During the fall of 2006, Svetlan participated in a graduate research studio with Teddy Cruz and Enrique Martin-Moreno that looked at the issue of informal urban developments in cities around the world. The work explored strategies for mapping the economic, social and physical factors acting upon a particular place as a way of exploiting those relationships. His graduate thesis, The Structure of the Past and the Freedom of the Future, addressed the conflict created by an urban library as both an institutions devoted to recording the multiple lived histories of the area and also being a type of large institutional building that has in previous redevelopment efforts devastated the city by ignoring local historic processes.
Initiated as a topic while teaching a senior urban design studio in 2009, Svetlan's current work revolves around the nature of community in context of the proliferation of personalized digital technology.
No Gravity No Ground:
Author: Ying-Yi Mao, Taiwan (Republic of China)
Coauthor: Cheng Yan Yang, Taiwan (Republic of China)
The imagery for this project presented a powerful vision for a future transportation hub, but the projects emphasis on infrastructure and reliance on technology limit the larger programmatic explorations. In addition to addressing traffic, I would have liked to see the project explore other urban issues like lack of public gathering space.
- Shohei Shigematsu
About the authors:
Ying-Yi Mao is 20 years old and currently attending the architecture department of National Taipei University of Technology in Taiwan. He holds great enthusiasm and interest in architecture and loves the idea of building the living environment for the future and exploring its endless possibilities.

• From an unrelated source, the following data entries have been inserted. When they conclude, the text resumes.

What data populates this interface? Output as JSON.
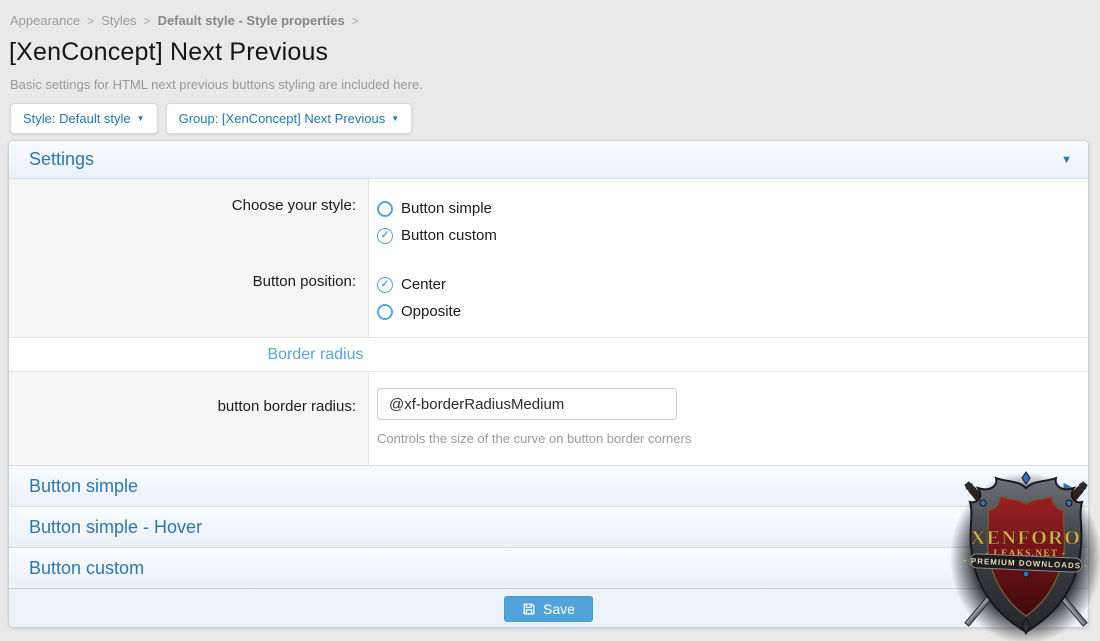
{
  "breadcrumb": {
    "separator": ">",
    "items": [
      {
        "label": "Appearance"
      },
      {
        "label": "Styles"
      },
      {
        "label": "Default style - Style properties"
      }
    ]
  },
  "header": {
    "title": "[XenConcept] Next Previous",
    "subtitle": "Basic settings for HTML next previous buttons styling are included here."
  },
  "filters": {
    "style_button_label": "Style: Default style",
    "group_button_label": "Group: [XenConcept] Next Previous"
  },
  "icons": {
    "dropdown_arrow": "▼",
    "collapse_open_arrow": "▼",
    "collapse_closed_arrow": "▶"
  },
  "settings": {
    "title": "Settings",
    "rows": [
      {
        "label": "Choose your style:",
        "options": [
          {
            "label": "Button simple",
            "checked": false
          },
          {
            "label": "Button custom",
            "checked": true
          }
        ]
      },
      {
        "label": "Button position:",
        "options": [
          {
            "label": "Center",
            "checked": true
          },
          {
            "label": "Opposite",
            "checked": false
          }
        ]
      }
    ],
    "minor_header": "Border radius",
    "input_row": {
      "label": "button border radius:",
      "value": "@xf-borderRadiusMedium",
      "explain": "Controls the size of the curve on button border corners"
    }
  },
  "collapsed_sections": [
    {
      "title": "Button simple"
    },
    {
      "title": "Button simple - Hover"
    },
    {
      "title": "Button custom"
    }
  ],
  "footer": {
    "save_label": "Save"
  },
  "watermark": {
    "line1": "XENFORO",
    "line2": "- LEAKS.NET -",
    "line3": "· PREMIUM DOWNLOADS ·"
  },
  "colors": {
    "accent_blue": "#2e77ad",
    "control_blue": "#55a5d6",
    "save_button_bg": "#51a3da",
    "page_bg": "#e9e9e9"
  }
}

"I am honored to have the opportunity to participate in this competition. I am also happy that our efforts can be awarded."
Cheng-Yan Yang is 20 years of age and currently a junior in the architecture department of National Taipei University of Technology in Taiwan. Growing up in a single parent family has fostered his unconformative thinking and his tendencies to challenge tradition, which attributed to their audacious proposal in this competition. Inherited from his mother (an artist), he keeps himself open minded and curious about things surrounding him. It is through such exploration, that he finds the joy of design and architecture.
"I find the open-mindedness of this competition invaluable and attracted very creative works and thoughts."
Author Neimark, Anna , United States )
Coauthors Atwood, Andrew , United States
This proposal used striking models, renderings and plans to illustrate a flipped urban block. Because the intention of the project was to liberate the ground floor, the project could have benefited from a better exploration of the possibilities for the newfound ground plane.
- Shohei Shigematsu
About the authors:
Anna Neimark teaches at the USC School of Architecture in Los Angeles, CA. She has received numerous honors, including the USC Advancing Scholarship in the Humanities and Social Sciences, the GSD Harvard Appleton Traveling Fellowship, the Soros Fellowship for New Americans, and the Undergraduate Thesis Prize at the Princeton School of Architecture. She has worked in architecture offices in Rotterdam, New York, and Los Angeles.
Andrew Atwood is an adjunct assistant professor at the USC [University of Southern California] School of Architecture where he teaches undergraduate and graduate level studios in addition to graduate level seminars focusing on the intersection between technology, media and type in architecture. He graduated from the Harvard University GSD [Graduate School of Design] in 2007. Before founding ATWOOD-A in 2009, he worked in the offices of MOS in New Haven, CT and Belzberg Architects in Santa Monica, CA.